◆ **EXERCISE BRIEF**
For this exercise, return all the data word for word, with images left out.

START THE DATA

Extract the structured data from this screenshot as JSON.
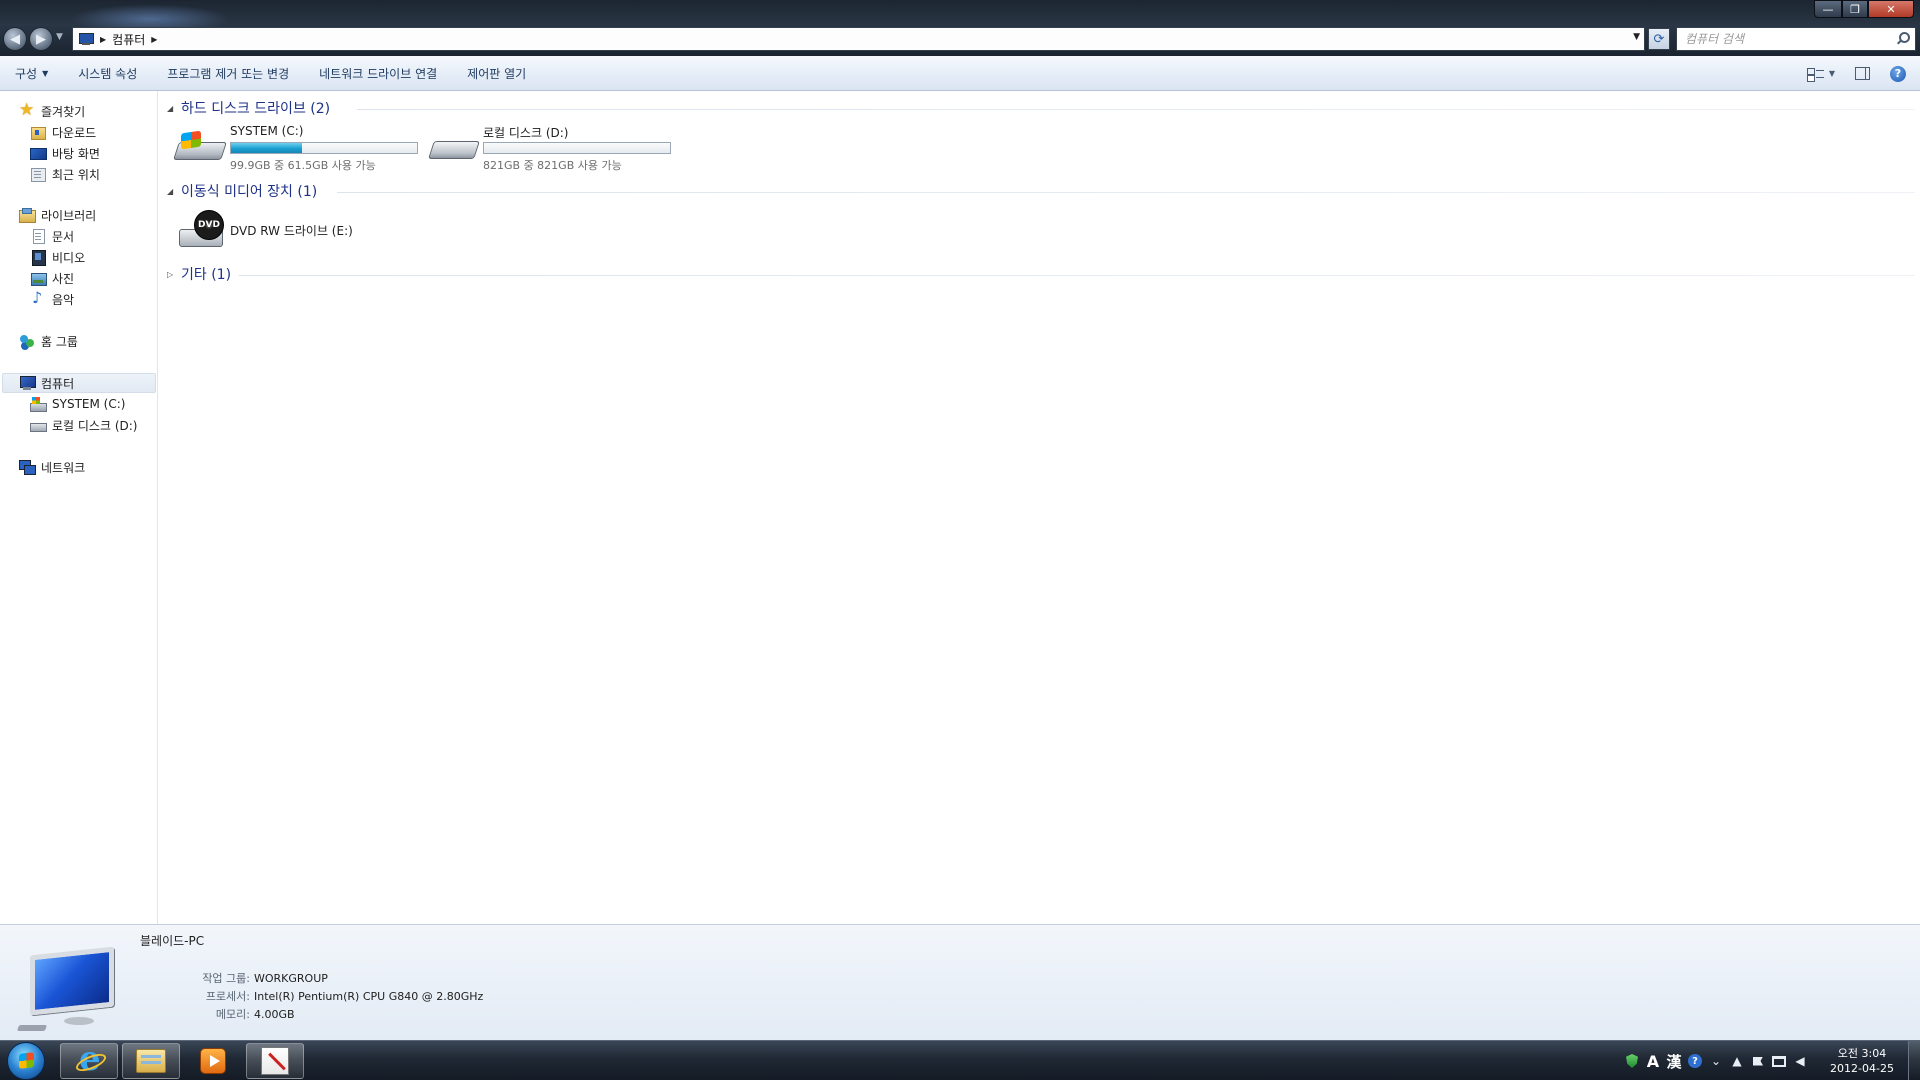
{
  "address": {
    "crumb": "컴퓨터",
    "search_placeholder": "컴퓨터 검색"
  },
  "window": {
    "minimize_glyph": "—",
    "maximize_glyph": "❐",
    "close_glyph": "✕"
  },
  "commands": {
    "organize": "구성",
    "system_properties": "시스템 속성",
    "uninstall": "프로그램 제거 또는 변경",
    "map_drive": "네트워크 드라이브 연결",
    "control_panel": "제어판 열기"
  },
  "nav": {
    "favorites": "즐겨찾기",
    "downloads": "다운로드",
    "desktop": "바탕 화면",
    "recent": "최근 위치",
    "libraries": "라이브러리",
    "documents": "문서",
    "videos": "비디오",
    "pictures": "사진",
    "music": "음악",
    "homegroup": "홈 그룹",
    "computer": "컴퓨터",
    "system_c": "SYSTEM (C:)",
    "local_d": "로컬 디스크 (D:)",
    "network": "네트워크"
  },
  "groups": {
    "hdd": "하드 디스크 드라이브 (2)",
    "removable": "이동식 미디어 장치 (1)",
    "other": "기타 (1)"
  },
  "drives": [
    {
      "name": "SYSTEM (C:)",
      "space": "99.9GB 중 61.5GB 사용 가능",
      "used_fraction": 0.384
    },
    {
      "name": "로컬 디스크 (D:)",
      "space": "821GB 중 821GB 사용 가능",
      "used_fraction": 0.0
    }
  ],
  "dvd": {
    "name": "DVD RW 드라이브 (E:)"
  },
  "details": {
    "pc_name": "블레이드-PC",
    "workgroup_label": "작업 그룹:",
    "workgroup": "WORKGROUP",
    "processor_label": "프로세서:",
    "processor": "Intel(R) Pentium(R) CPU G840 @ 2.80GHz",
    "memory_label": "메모리:",
    "memory": "4.00GB"
  },
  "tray": {
    "ime_mode": "A",
    "ime_hanja": "漢",
    "time": "오전 3:04",
    "date": "2012-04-25"
  },
  "colors": {
    "accent_blue": "#1e3287",
    "bar_fill": "#1b9fd0"
  }
}
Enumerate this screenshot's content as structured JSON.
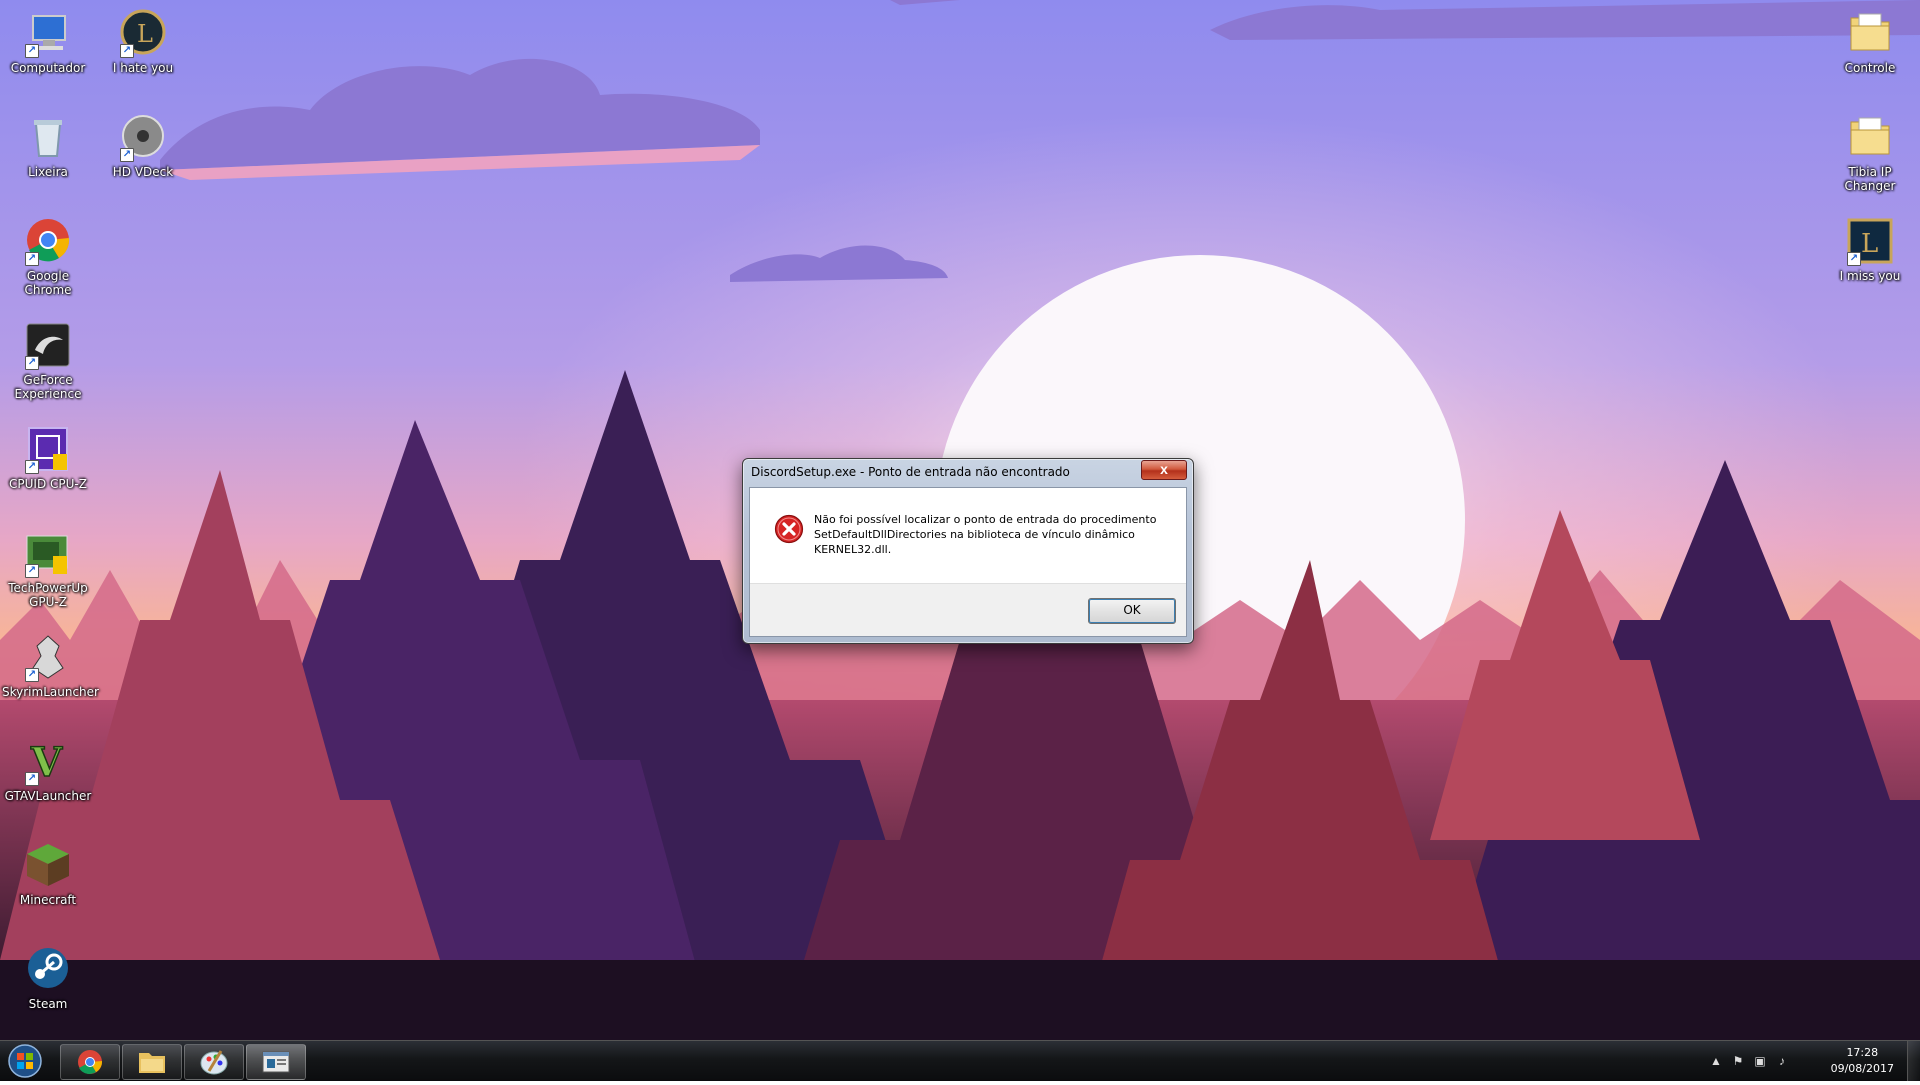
{
  "desktop": {
    "icons_left": [
      {
        "label": "Computador",
        "icon": "computer-icon"
      },
      {
        "label": "I hate you",
        "icon": "league-of-legends-icon"
      },
      {
        "label": "Lixeira",
        "icon": "recycle-bin-icon"
      },
      {
        "label": "HD VDeck",
        "icon": "hd-vdeck-icon"
      },
      {
        "label": "Google Chrome",
        "icon": "chrome-icon"
      },
      {
        "label": "GeForce Experience",
        "icon": "geforce-icon"
      },
      {
        "label": "CPUID CPU-Z",
        "icon": "cpuz-icon"
      },
      {
        "label": "TechPowerUp GPU-Z",
        "icon": "gpuz-icon"
      },
      {
        "label": "SkyrimLauncher",
        "icon": "skyrim-icon"
      },
      {
        "label": "GTAVLauncher",
        "icon": "gtav-icon"
      },
      {
        "label": "Minecraft",
        "icon": "minecraft-icon"
      },
      {
        "label": "Steam",
        "icon": "steam-icon"
      }
    ],
    "icons_right": [
      {
        "label": "Controle",
        "icon": "folder-icon"
      },
      {
        "label": "Tibia IP Changer",
        "icon": "folder-icon"
      },
      {
        "label": "I miss you",
        "icon": "league-of-legends-icon"
      }
    ]
  },
  "dialog": {
    "title": "DiscordSetup.exe - Ponto de entrada não encontrado",
    "close_label": "x",
    "message_line1": "Não foi possível localizar o ponto de entrada do procedimento",
    "message_line2": "SetDefaultDllDirectories na biblioteca de vínculo dinâmico",
    "message_line3": "KERNEL32.dll.",
    "ok_label": "OK",
    "icon": "error-icon"
  },
  "taskbar": {
    "pinned": [
      {
        "name": "chrome-icon"
      },
      {
        "name": "file-explorer-icon"
      },
      {
        "name": "paint-icon"
      },
      {
        "name": "discord-setup-icon"
      }
    ],
    "clock_time": "17:28",
    "clock_date": "09/08/2017"
  }
}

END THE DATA

◆ **ANSWER FOR THIS EXERCISE**
Extract the structured data from this screenshot as JSON.
{
  "address": {
    "crumb": "컴퓨터",
    "search_placeholder": "컴퓨터 검색"
  },
  "window": {
    "minimize_glyph": "—",
    "maximize_glyph": "❐",
    "close_glyph": "✕"
  },
  "commands": {
    "organize": "구성",
    "system_properties": "시스템 속성",
    "uninstall": "프로그램 제거 또는 변경",
    "map_drive": "네트워크 드라이브 연결",
    "control_panel": "제어판 열기"
  },
  "nav": {
    "favorites": "즐겨찾기",
    "downloads": "다운로드",
    "desktop": "바탕 화면",
    "recent": "최근 위치",
    "libraries": "라이브러리",
    "documents": "문서",
    "videos": "비디오",
    "pictures": "사진",
    "music": "음악",
    "homegroup": "홈 그룹",
    "computer": "컴퓨터",
    "system_c": "SYSTEM (C:)",
    "local_d": "로컬 디스크 (D:)",
    "network": "네트워크"
  },
  "groups": {
    "hdd": "하드 디스크 드라이브 (2)",
    "removable": "이동식 미디어 장치 (1)",
    "other": "기타 (1)"
  },
  "drives": [
    {
      "name": "SYSTEM (C:)",
      "space": "99.9GB 중 61.5GB 사용 가능",
      "used_fraction": 0.384
    },
    {
      "name": "로컬 디스크 (D:)",
      "space": "821GB 중 821GB 사용 가능",
      "used_fraction": 0.0
    }
  ],
  "dvd": {
    "name": "DVD RW 드라이브 (E:)"
  },
  "details": {
    "pc_name": "블레이드-PC",
    "workgroup_label": "작업 그룹:",
    "workgroup": "WORKGROUP",
    "processor_label": "프로세서:",
    "processor": "Intel(R) Pentium(R) CPU G840 @ 2.80GHz",
    "memory_label": "메모리:",
    "memory": "4.00GB"
  },
  "tray": {
    "ime_mode": "A",
    "ime_hanja": "漢",
    "time": "오전 3:04",
    "date": "2012-04-25"
  },
  "colors": {
    "accent_blue": "#1e3287",
    "bar_fill": "#1b9fd0"
  }
}
Enumerate this screenshot's content as structured JSON.
{
  "desktop": {
    "icons_left": [
      {
        "label": "Computador",
        "icon": "computer-icon"
      },
      {
        "label": "I hate you",
        "icon": "league-of-legends-icon"
      },
      {
        "label": "Lixeira",
        "icon": "recycle-bin-icon"
      },
      {
        "label": "HD VDeck",
        "icon": "hd-vdeck-icon"
      },
      {
        "label": "Google Chrome",
        "icon": "chrome-icon"
      },
      {
        "label": "GeForce Experience",
        "icon": "geforce-icon"
      },
      {
        "label": "CPUID CPU-Z",
        "icon": "cpuz-icon"
      },
      {
        "label": "TechPowerUp GPU-Z",
        "icon": "gpuz-icon"
      },
      {
        "label": "SkyrimLauncher",
        "icon": "skyrim-icon"
      },
      {
        "label": "GTAVLauncher",
        "icon": "gtav-icon"
      },
      {
        "label": "Minecraft",
        "icon": "minecraft-icon"
      },
      {
        "label": "Steam",
        "icon": "steam-icon"
      }
    ],
    "icons_right": [
      {
        "label": "Controle",
        "icon": "folder-icon"
      },
      {
        "label": "Tibia IP Changer",
        "icon": "folder-icon"
      },
      {
        "label": "I miss you",
        "icon": "league-of-legends-icon"
      }
    ]
  },
  "dialog": {
    "title": "DiscordSetup.exe - Ponto de entrada não encontrado",
    "close_label": "x",
    "message_line1": "Não foi possível localizar o ponto de entrada do procedimento",
    "message_line2": "SetDefaultDllDirectories na biblioteca de vínculo dinâmico",
    "message_line3": "KERNEL32.dll.",
    "ok_label": "OK",
    "icon": "error-icon"
  },
  "taskbar": {
    "pinned": [
      {
        "name": "chrome-icon"
      },
      {
        "name": "file-explorer-icon"
      },
      {
        "name": "paint-icon"
      },
      {
        "name": "discord-setup-icon"
      }
    ],
    "clock_time": "17:28",
    "clock_date": "09/08/2017"
  }
}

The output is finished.